Monday, November 17, 2014: 8:48 AM
E141-142 (Oregon Convention Center)
David Showalter , Department of Plant Pathology, The Ohio State University, Columbus, OH
Robert Hansen , Food, Agricultural, and Biological Engineering, The Ohio State University, Wooster, OH
Daniel A. Herms , Department of Entomology, The Ohio State University, Wooster, OH
Pierluigi Bonello , Department of Plant Pathology, The Ohio State University, Columbus, OH
Emerald ash borer (EAB) is an alien, invasive, wood-boring beetle that is devastating North American ash (Fraxinus spp.) populations in urban and natural forest settings.  The only viable, long term, large scale management strategy is deployment of host resistance, which has not yet been characterized in ash.  One challenge to characterization has been few observable resistance phenotypes.  It is well known that defense physiology is significantly affected by resource availability or hormonal treatment.  In principle, such treatments can therefore be used to diversify resistance phenotypes and identify mechanisms.  Hence, two ash cultivars previously identified as resistant and susceptible to EAB were subjected to different levels of water-, nutrient-, and phytohormone-stress and diverse resistance phenotypes were generated. Ash growth physiology and phloem metabolic and transcriptomic traits will be correlated with EAB-larval growth and development.

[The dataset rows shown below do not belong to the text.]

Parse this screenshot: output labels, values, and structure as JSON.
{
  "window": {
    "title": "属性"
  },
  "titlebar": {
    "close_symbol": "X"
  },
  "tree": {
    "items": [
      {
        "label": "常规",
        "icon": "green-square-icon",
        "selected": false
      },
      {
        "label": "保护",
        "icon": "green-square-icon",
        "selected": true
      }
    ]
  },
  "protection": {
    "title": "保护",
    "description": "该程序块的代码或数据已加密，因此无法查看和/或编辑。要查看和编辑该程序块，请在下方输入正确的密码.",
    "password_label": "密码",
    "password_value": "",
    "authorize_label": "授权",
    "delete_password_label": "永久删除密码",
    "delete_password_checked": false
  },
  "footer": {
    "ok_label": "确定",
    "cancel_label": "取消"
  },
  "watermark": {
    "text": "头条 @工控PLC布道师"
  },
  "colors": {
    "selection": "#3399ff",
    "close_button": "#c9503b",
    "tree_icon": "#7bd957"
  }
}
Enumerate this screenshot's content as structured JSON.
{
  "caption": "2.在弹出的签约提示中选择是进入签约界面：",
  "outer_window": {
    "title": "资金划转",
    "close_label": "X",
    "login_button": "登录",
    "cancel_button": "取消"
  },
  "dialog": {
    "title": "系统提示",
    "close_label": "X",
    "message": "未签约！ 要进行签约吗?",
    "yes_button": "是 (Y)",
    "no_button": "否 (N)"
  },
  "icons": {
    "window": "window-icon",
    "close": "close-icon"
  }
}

Traits identified in this study may be used as biomarkers for selective breeding of North American ash resistant to EAB.